"Modern cell phones are not just another technological convenience. With all they contain and all they may reveal, they hold for many Americans ‘the privacies of life,’ […]. The fact that technology now allows an individual to carry such information in his hand does not make the information any less worthy of theprotection for which the Founders fought. Our answer to the question of what police must do before searching a cell phone seized incident to an arrest is accordingly simple - get a warrant."

(Source: Ars Technica)

Jun 29

Nathan Freed Wessler (Al Jazeera America) | US | Trickle down surveillance -

From the article:

"Cell site simulators, also known as ‘stingrays,’ are devices that trick cellphones into reporting their locations and identifying information. They do so by mimicking cellphone towers and sending out electronic cues that allow the police to enlist cellphones as tracking devices, thus revealing people’s movements with great precision.

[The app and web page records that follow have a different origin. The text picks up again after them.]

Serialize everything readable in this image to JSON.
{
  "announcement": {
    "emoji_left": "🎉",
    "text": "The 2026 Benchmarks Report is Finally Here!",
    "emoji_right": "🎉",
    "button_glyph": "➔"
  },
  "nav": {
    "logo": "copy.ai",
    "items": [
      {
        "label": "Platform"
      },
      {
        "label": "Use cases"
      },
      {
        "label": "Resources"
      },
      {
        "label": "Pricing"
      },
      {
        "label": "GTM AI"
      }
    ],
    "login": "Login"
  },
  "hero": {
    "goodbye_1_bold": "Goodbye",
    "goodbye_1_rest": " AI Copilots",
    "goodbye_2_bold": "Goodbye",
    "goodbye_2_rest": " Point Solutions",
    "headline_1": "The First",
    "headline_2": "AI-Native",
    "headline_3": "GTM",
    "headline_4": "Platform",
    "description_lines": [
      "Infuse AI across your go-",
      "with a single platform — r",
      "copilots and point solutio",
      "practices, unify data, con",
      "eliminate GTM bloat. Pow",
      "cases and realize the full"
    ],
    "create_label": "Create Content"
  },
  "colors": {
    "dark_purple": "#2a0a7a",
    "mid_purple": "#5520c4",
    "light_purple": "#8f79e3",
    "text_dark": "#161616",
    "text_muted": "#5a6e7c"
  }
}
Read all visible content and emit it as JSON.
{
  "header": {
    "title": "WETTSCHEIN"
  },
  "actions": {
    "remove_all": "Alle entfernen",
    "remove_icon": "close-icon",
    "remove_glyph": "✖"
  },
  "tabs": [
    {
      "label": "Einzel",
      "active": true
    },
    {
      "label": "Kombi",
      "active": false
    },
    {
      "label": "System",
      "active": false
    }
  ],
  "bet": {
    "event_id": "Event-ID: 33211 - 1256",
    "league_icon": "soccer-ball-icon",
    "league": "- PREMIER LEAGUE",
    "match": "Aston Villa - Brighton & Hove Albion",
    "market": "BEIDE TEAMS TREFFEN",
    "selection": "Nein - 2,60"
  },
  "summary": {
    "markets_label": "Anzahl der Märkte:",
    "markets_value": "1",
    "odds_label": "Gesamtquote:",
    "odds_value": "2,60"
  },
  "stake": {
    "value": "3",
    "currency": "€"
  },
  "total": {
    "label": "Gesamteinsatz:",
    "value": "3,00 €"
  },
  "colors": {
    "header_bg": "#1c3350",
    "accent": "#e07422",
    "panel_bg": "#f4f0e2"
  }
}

The equipment also sends intrusive electronic signals through the walls of private homes and offices, learning information about the locations and identities of phones inside."

See also: ACLU coverage of Stingray tracking devices.

Jun 28

Kim Zetter (Wired) | Researchers find and decode the spy tools governments use to hijack phones -

From the blog post:

"Newly uncovered components of a digital surveillance tool used by more than 60 governments worldwide provide a rare glimpse at the extensive ways law enforcement and intelligence agencies use the tool to surreptitiously record and steal data from mobile phones."

See also: Research by CitizenLabs, Research by Kapersky.


Jun 27

Alexandrine Pirlot (Privacy International) | Addressing the right to privacy at the United Nations -

From the blog post:

"What do Egypt, Kenya, Turkey, Guinea, and Sweden have in common? Despite having a Constitutional right to privacy, they are adopting and enforcing policies that directly challenge this human right. These states are also up for a Universal Periodic Review this year before the United Nations Human Rights Council. UPRs are a mechanism within the Council aimed at improving the human rights situation in all countries and address human rights violations wherever they occur. […] This year, we submitted reports on Egypt, Kenya, Guinea, Sweden, and Turkey, and will make a submission on the US and Belgium later in the year. We hope that the Human Rights Council within the UPR process will address the privacy concerns raised by Privacy International and its partners of the need to protect privacy rights in these countries."

Country reports, PDF: Egypt, Turkey, Guinea, Kenya, Sweden.

Jun 26

EMC | EMC privacy index -

From the overview page:

"The 2014 EMC Privacy Index surveyed 15,000 people in 15 countries to produce a ranking of nations based on consumer perceptions and attitudes about data privacy, and their willingness to trade privacy for greater convenience and benefits online."

See also: Global and in-depth country results, PDF.


Jun 25

Sara M. Watson ( | Data doppelgängers and the uncanny valley of personalization -

From the article:

"Google thinks I’m interested in parenting, superhero movies, and shooter games. The data broker Acxiom thinks I like driving trucks. My data doppelgänger is made up of my browsing history, my status updates, my GPS locations, my responses to marketing mail, my credit card transactions, and my public records.Still, it constantly gets me wrong, often to hilarious effect. I take some comfort that the system doesn’t know me too well, yet it is unnerving when something is misdirected at me. Why do I take it so personally when personalization gets it wrong?"